Segment Open

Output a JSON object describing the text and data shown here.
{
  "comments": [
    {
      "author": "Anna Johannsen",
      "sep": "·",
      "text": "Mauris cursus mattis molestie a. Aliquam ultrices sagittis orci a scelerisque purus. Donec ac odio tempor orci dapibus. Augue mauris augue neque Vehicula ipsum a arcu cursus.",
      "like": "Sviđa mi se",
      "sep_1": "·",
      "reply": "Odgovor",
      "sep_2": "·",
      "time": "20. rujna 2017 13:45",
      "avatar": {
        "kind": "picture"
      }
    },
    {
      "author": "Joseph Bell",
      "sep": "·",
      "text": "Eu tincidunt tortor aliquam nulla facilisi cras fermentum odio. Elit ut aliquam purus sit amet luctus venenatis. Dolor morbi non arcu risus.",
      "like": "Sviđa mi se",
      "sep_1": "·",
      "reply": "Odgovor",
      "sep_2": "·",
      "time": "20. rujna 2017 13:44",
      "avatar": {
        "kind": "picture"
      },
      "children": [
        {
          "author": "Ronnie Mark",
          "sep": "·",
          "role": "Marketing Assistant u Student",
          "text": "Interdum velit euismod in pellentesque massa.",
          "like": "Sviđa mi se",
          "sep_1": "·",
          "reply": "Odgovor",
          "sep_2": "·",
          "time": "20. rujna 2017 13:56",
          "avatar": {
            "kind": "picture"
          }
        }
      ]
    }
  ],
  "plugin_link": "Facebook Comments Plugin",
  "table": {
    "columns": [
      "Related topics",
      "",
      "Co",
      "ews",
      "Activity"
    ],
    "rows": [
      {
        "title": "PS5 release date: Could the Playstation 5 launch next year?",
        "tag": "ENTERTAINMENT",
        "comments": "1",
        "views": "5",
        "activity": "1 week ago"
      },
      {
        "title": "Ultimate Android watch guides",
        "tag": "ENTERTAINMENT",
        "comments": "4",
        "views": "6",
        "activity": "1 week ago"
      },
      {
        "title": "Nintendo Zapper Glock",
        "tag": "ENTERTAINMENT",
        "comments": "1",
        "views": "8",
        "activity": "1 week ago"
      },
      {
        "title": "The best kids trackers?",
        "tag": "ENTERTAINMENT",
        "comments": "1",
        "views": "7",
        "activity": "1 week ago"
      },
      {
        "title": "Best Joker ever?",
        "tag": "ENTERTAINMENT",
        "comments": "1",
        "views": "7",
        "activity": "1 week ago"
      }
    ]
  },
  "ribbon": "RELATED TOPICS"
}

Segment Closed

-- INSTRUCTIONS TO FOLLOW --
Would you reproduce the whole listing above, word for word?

-- RESPONSE BELOW --
Output a JSON object describing the text and data shown here.
{
  "comments": [
    {
      "author": "Anna Johannsen",
      "sep": "·",
      "text": "Mauris cursus mattis molestie a. Aliquam ultrices sagittis orci a scelerisque purus. Donec ac odio tempor orci dapibus. Augue mauris augue neque Vehicula ipsum a arcu cursus.",
      "like": "Sviđa mi se",
      "sep_1": "·",
      "reply": "Odgovor",
      "sep_2": "·",
      "time": "20. rujna 2017 13:45",
      "avatar": {
        "kind": "picture"
      }
    },
    {
      "author": "Joseph Bell",
      "sep": "·",
      "text": "Eu tincidunt tortor aliquam nulla facilisi cras fermentum odio. Elit ut aliquam purus sit amet luctus venenatis. Dolor morbi non arcu risus.",
      "like": "Sviđa mi se",
      "sep_1": "·",
      "reply": "Odgovor",
      "sep_2": "·",
      "time": "20. rujna 2017 13:44",
      "avatar": {
        "kind": "picture"
      },
      "children": [
        {
          "author": "Ronnie Mark",
          "sep": "·",
          "role": "Marketing Assistant u Student",
          "text": "Interdum velit euismod in pellentesque massa.",
          "like": "Sviđa mi se",
          "sep_1": "·",
          "reply": "Odgovor",
          "sep_2": "·",
          "time": "20. rujna 2017 13:56",
          "avatar": {
            "kind": "picture"
          }
        }
      ]
    }
  ],
  "plugin_link": "Facebook Comments Plugin",
  "table": {
    "columns": [
      "Related topics",
      "",
      "Co",
      "ews",
      "Activity"
    ],
    "rows": [
      {
        "title": "PS5 release date: Could the Playstation 5 launch next year?",
        "tag": "ENTERTAINMENT",
        "comments": "1",
        "views": "5",
        "activity": "1 week ago"
      },
      {
        "title": "Ultimate Android watch guides",
        "tag": "ENTERTAINMENT",
        "comments": "4",
        "views": "6",
        "activity": "1 week ago"
      },
      {
        "title": "Nintendo Zapper Glock",
        "tag": "ENTERTAINMENT",
        "comments": "1",
        "views": "8",
        "activity": "1 week ago"
      },
      {
        "title": "The best kids trackers?",
        "tag": "ENTERTAINMENT",
        "comments": "1",
        "views": "7",
        "activity": "1 week ago"
      },
      {
        "title": "Best Joker ever?",
        "tag": "ENTERTAINMENT",
        "comments": "1",
        "views": "7",
        "activity": "1 week ago"
      }
    ]
  },
  "ribbon": "RELATED TOPICS"
}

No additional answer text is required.